If a line of the material contains "count", copy it.

(Data records begins)

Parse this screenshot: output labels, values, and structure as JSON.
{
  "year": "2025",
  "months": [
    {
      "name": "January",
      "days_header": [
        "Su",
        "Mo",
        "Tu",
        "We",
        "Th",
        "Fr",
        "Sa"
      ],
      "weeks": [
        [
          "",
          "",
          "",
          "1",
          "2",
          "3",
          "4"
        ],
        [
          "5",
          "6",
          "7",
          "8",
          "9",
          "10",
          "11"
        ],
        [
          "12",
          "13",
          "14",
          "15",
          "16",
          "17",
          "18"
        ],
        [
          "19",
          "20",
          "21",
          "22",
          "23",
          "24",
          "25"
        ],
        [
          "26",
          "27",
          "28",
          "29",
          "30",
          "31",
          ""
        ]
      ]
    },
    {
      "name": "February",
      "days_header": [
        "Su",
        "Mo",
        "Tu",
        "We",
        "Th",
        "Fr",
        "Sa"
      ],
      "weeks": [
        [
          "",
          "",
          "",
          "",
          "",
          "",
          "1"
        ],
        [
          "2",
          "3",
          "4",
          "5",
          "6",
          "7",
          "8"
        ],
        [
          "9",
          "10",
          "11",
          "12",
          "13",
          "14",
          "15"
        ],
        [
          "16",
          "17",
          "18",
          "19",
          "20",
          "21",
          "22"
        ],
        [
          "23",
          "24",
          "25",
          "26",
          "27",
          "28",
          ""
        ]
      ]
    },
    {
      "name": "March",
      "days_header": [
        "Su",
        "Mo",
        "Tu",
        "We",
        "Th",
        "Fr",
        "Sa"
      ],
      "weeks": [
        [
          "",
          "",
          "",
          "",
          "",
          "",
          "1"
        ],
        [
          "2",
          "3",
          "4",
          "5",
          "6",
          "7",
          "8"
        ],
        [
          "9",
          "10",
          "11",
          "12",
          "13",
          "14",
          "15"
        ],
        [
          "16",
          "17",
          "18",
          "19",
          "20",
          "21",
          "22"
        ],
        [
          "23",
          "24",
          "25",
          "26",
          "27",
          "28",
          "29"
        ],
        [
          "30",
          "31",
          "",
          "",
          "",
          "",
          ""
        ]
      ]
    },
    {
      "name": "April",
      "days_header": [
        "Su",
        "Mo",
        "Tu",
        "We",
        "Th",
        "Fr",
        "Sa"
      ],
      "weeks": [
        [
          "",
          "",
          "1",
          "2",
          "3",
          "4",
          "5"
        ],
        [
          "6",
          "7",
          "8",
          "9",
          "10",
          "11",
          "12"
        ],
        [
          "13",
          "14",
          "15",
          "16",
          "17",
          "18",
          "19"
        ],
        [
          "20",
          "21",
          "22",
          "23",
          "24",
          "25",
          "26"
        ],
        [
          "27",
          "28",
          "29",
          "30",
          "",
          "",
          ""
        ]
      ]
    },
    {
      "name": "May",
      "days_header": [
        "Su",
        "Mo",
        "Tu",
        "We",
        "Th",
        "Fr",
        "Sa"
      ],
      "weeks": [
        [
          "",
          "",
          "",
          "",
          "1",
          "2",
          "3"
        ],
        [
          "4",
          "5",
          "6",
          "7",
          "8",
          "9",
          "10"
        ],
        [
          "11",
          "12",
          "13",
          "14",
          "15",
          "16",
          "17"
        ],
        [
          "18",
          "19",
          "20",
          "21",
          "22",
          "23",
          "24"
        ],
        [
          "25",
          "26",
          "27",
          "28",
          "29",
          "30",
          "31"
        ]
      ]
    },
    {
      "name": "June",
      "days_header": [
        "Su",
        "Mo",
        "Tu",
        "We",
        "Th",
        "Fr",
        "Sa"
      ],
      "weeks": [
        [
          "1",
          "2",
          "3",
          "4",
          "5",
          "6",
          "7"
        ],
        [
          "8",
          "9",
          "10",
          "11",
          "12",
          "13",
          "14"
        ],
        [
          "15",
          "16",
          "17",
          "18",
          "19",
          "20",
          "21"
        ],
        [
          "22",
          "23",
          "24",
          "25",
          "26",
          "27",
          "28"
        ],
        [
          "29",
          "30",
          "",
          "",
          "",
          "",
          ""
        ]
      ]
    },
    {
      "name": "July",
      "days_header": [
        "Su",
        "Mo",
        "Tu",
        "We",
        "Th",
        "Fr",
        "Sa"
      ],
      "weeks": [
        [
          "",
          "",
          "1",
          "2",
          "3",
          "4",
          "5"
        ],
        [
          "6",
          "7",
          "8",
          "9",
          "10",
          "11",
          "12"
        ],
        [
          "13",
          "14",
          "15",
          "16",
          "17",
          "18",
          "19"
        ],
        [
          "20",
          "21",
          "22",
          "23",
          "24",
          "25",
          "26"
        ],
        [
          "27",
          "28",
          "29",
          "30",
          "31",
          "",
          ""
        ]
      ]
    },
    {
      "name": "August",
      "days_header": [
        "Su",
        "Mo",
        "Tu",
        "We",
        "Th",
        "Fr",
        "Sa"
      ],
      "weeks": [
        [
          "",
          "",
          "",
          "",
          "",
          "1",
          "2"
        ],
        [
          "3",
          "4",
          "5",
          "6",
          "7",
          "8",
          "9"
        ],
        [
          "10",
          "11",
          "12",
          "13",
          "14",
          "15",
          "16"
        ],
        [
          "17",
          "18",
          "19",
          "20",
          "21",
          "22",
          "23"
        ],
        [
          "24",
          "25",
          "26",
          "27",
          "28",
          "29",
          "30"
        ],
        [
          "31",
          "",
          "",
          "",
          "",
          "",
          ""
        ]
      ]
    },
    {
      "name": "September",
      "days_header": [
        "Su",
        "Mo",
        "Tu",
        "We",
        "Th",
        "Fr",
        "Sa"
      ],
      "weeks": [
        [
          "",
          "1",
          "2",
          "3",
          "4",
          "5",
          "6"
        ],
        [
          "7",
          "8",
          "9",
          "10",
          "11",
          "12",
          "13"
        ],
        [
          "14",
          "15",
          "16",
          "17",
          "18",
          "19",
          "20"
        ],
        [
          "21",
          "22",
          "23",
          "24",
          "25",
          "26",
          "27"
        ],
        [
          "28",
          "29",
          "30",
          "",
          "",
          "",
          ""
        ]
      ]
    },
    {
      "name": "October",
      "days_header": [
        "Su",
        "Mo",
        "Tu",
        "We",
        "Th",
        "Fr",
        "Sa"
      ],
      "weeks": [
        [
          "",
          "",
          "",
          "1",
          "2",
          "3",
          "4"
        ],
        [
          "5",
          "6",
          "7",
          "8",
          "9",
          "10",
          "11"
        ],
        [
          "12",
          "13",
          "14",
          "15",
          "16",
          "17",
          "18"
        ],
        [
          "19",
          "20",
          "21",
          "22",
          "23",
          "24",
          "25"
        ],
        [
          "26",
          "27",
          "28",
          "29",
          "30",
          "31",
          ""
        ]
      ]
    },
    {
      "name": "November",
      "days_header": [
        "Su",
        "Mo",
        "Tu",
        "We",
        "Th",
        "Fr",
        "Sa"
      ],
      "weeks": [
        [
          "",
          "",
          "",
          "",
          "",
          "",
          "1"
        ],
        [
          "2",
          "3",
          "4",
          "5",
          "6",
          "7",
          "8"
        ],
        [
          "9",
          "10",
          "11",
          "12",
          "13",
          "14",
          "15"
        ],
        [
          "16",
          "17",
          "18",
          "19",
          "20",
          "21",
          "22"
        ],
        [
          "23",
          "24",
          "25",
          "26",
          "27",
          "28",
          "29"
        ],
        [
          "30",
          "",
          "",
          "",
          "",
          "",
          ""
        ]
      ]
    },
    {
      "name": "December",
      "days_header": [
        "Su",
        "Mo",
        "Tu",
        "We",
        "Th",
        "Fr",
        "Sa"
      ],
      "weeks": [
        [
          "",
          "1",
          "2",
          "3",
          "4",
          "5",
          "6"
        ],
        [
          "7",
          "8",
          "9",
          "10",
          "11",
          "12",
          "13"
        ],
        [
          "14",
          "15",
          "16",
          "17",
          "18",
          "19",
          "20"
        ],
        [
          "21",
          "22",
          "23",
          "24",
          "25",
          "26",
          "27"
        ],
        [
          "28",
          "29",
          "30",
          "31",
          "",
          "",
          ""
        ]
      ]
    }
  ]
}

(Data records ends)
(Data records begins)

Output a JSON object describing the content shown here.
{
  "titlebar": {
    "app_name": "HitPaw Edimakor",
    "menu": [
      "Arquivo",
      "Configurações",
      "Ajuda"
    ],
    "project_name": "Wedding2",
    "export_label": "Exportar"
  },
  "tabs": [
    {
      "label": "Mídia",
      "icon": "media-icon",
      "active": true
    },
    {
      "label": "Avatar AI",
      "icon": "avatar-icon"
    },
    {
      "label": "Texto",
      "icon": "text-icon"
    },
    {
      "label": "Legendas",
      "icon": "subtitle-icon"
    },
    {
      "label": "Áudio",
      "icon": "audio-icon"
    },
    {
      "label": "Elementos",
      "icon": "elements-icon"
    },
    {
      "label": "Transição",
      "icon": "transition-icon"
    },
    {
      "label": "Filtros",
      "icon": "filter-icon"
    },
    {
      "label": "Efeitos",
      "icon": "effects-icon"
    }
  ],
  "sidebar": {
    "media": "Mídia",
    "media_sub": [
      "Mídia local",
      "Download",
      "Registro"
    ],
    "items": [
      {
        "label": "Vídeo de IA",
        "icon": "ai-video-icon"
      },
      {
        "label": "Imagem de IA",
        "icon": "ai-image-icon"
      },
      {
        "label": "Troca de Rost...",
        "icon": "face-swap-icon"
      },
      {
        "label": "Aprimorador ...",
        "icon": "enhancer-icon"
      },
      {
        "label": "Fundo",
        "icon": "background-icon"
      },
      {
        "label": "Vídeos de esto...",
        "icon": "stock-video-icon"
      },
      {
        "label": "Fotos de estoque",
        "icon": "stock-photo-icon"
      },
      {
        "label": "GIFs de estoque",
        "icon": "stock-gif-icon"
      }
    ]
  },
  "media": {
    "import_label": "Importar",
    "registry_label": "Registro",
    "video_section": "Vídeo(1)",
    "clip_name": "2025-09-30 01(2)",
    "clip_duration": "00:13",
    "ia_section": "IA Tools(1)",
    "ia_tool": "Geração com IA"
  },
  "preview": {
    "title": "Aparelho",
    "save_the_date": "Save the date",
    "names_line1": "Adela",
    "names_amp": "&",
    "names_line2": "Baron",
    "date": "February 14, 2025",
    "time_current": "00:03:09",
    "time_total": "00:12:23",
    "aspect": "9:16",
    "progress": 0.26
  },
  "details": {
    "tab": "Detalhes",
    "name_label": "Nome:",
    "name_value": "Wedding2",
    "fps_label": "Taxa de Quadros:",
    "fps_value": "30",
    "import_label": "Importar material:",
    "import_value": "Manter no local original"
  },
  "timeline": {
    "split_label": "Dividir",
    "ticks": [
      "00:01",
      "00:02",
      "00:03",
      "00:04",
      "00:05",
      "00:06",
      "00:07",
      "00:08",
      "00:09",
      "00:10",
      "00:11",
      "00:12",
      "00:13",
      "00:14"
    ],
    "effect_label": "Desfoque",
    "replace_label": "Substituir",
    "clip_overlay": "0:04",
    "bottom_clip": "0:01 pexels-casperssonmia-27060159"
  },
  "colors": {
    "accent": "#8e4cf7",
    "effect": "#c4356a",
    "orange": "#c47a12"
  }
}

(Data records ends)
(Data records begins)

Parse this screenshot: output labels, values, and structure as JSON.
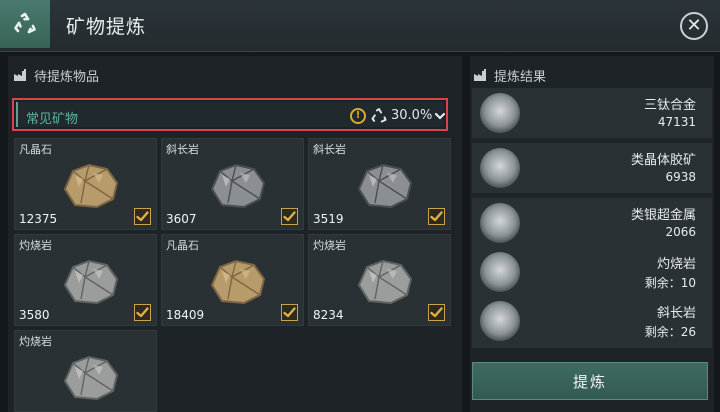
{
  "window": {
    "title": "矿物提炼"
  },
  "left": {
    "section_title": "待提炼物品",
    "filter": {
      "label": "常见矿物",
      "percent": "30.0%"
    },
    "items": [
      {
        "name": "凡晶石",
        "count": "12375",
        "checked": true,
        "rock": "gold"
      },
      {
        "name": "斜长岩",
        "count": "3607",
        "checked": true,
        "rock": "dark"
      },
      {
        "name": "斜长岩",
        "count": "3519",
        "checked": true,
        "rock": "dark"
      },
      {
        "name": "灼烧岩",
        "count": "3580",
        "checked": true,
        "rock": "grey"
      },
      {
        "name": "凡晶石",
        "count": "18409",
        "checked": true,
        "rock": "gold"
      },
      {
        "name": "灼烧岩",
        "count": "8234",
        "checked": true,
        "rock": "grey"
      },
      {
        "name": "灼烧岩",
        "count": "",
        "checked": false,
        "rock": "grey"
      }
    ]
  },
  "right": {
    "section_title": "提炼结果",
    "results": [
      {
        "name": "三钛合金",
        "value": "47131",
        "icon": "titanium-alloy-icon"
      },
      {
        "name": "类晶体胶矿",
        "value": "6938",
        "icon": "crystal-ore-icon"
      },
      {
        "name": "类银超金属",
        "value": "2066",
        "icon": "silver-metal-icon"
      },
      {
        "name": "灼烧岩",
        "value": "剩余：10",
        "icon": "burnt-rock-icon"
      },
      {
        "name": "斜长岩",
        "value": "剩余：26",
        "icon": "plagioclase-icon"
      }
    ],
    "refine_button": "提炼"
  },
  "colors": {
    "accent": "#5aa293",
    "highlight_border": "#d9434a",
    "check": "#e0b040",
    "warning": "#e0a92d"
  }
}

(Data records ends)

» **Solution to this exercise**
        "count": "12375",
        "count": "3607",
        "count": "3519",
        "count": "3580",
        "count": "18409",
        "count": "8234",
        "count": "",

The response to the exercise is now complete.